**EXERCISE**
Look for "JSON" in the material below and show each line that contains it.

**DATASET EXTRACT**

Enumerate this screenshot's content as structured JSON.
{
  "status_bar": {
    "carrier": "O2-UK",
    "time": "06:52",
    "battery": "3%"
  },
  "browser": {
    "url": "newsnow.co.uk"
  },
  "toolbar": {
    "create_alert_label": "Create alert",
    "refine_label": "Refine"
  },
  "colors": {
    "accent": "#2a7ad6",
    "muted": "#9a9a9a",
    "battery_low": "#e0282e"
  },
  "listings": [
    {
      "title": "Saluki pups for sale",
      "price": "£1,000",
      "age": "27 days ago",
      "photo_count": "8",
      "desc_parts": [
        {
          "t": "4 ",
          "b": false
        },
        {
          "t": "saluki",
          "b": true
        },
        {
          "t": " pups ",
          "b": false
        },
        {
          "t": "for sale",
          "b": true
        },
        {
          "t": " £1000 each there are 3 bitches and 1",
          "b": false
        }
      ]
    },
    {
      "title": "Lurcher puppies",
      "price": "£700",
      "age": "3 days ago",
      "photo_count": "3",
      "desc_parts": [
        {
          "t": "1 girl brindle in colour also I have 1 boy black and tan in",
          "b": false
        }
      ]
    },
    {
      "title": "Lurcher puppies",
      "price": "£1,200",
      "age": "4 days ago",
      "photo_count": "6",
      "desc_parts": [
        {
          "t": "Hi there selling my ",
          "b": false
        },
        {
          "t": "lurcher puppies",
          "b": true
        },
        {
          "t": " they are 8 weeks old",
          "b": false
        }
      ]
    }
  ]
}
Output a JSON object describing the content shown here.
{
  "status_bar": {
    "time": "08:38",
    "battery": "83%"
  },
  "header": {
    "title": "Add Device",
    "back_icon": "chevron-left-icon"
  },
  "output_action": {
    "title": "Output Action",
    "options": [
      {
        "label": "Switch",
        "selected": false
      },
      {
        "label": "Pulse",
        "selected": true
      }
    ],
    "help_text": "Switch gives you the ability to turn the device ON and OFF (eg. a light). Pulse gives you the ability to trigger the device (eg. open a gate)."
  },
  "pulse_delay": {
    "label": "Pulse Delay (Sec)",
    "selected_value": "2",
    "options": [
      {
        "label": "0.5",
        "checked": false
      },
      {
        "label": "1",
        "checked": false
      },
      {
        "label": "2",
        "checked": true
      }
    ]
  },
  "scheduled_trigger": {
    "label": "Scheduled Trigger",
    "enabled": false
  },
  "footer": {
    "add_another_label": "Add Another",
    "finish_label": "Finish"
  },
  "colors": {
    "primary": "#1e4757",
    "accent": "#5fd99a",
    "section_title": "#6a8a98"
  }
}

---

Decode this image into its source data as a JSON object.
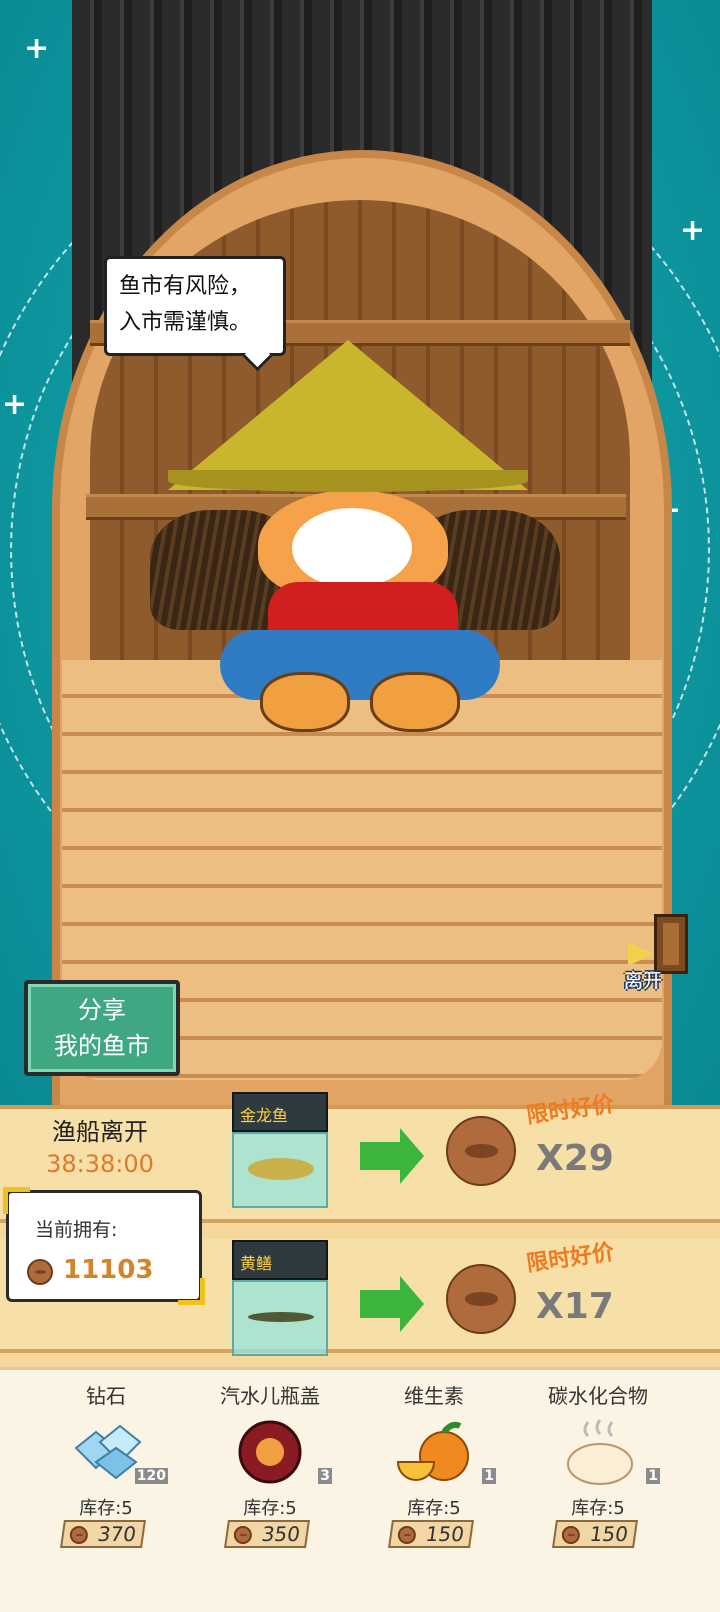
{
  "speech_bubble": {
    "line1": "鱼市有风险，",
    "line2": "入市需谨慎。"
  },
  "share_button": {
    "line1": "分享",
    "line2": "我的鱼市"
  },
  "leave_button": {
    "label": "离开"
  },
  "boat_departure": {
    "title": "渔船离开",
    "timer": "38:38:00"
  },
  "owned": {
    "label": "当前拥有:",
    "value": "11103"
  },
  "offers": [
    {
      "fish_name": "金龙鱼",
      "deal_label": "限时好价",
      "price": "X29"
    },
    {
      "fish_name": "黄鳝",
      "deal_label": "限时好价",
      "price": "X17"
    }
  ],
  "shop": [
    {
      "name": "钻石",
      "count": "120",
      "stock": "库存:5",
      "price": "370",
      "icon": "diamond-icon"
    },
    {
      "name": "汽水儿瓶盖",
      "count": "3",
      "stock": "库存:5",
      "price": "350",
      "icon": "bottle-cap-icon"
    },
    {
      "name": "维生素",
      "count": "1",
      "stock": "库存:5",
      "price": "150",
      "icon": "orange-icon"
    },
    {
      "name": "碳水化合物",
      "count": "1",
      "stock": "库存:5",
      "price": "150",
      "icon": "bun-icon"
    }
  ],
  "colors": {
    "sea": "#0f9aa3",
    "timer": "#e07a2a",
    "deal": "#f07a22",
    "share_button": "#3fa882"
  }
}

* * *

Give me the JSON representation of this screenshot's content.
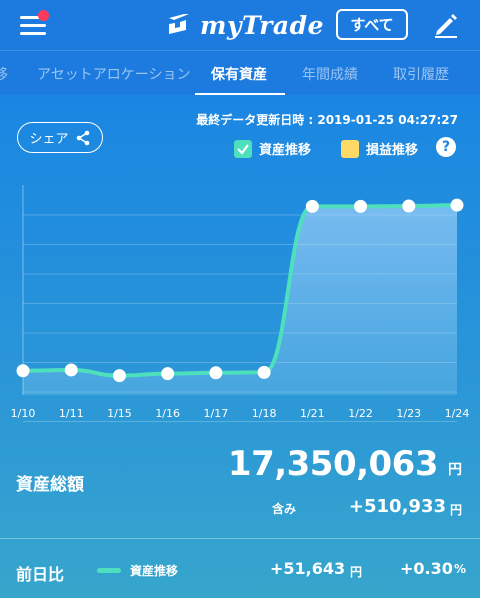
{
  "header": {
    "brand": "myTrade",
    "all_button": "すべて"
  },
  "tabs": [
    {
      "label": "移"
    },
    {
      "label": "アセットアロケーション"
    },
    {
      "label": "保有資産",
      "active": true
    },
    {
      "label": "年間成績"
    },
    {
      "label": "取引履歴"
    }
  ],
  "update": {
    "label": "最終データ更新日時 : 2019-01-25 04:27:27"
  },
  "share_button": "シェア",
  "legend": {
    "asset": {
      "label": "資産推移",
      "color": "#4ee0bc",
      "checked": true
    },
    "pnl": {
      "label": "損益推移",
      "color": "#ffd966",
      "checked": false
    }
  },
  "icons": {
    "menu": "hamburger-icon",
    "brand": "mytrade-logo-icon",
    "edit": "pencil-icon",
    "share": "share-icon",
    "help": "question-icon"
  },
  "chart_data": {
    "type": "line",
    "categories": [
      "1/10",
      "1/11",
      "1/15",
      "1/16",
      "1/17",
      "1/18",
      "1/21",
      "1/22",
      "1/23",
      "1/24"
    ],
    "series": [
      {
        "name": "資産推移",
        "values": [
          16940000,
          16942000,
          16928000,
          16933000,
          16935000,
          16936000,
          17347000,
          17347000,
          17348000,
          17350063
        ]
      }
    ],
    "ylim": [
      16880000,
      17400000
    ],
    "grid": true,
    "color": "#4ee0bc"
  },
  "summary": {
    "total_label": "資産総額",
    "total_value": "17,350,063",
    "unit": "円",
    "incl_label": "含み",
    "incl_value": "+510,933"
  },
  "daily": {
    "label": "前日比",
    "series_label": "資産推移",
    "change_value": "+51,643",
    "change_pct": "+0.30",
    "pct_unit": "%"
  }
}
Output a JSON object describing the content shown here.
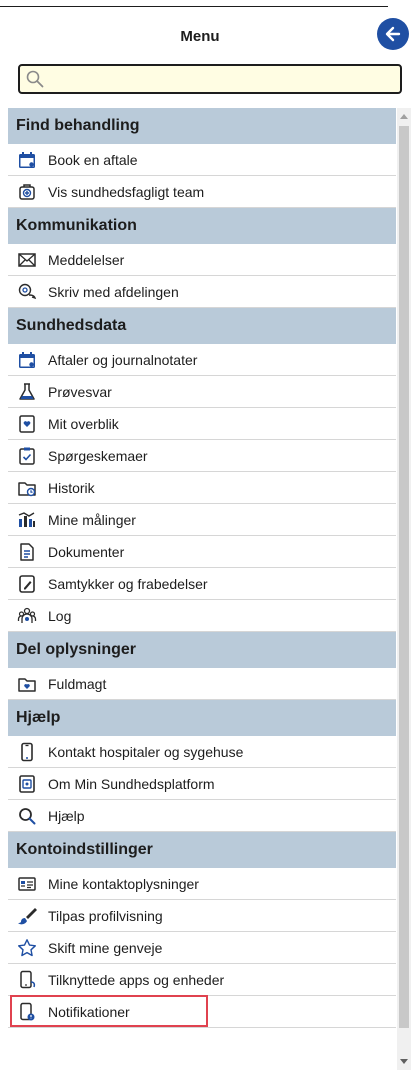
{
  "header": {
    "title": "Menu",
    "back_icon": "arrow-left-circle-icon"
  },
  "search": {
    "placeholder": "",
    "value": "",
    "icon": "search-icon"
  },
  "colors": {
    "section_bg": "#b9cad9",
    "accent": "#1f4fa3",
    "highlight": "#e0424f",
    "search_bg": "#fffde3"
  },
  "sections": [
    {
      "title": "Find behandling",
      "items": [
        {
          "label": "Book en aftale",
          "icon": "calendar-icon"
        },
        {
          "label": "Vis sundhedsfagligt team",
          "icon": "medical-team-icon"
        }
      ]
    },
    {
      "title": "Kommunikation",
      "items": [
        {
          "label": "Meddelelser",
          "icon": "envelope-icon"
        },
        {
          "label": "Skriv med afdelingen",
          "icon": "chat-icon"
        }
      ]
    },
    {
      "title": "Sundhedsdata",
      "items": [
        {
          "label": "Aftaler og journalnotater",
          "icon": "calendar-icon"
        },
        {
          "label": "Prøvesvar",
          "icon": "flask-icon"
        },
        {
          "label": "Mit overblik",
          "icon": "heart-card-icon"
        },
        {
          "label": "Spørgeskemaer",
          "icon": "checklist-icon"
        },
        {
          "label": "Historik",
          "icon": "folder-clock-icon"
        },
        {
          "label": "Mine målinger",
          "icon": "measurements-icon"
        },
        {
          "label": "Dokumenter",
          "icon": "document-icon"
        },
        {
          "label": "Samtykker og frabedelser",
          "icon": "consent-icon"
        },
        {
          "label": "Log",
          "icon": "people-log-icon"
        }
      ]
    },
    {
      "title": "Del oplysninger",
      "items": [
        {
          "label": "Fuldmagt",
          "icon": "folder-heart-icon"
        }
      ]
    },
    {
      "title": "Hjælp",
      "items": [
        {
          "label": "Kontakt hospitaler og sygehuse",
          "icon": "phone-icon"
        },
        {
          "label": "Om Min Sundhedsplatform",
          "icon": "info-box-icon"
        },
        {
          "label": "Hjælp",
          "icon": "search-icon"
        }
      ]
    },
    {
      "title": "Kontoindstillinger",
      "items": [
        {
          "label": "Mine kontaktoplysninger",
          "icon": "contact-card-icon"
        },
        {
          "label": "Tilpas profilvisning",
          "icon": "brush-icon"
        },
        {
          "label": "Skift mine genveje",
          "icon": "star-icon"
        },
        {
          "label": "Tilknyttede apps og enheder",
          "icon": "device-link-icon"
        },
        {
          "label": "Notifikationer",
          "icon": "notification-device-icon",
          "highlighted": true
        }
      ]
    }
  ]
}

**RESULT**
Enumerate this screenshot's content as structured JSON.
Output a JSON object describing the content shown here.
Decode this image into its source data as a JSON object.
Give me the JSON representation of this screenshot's content.
Output a JSON object describing the content shown here.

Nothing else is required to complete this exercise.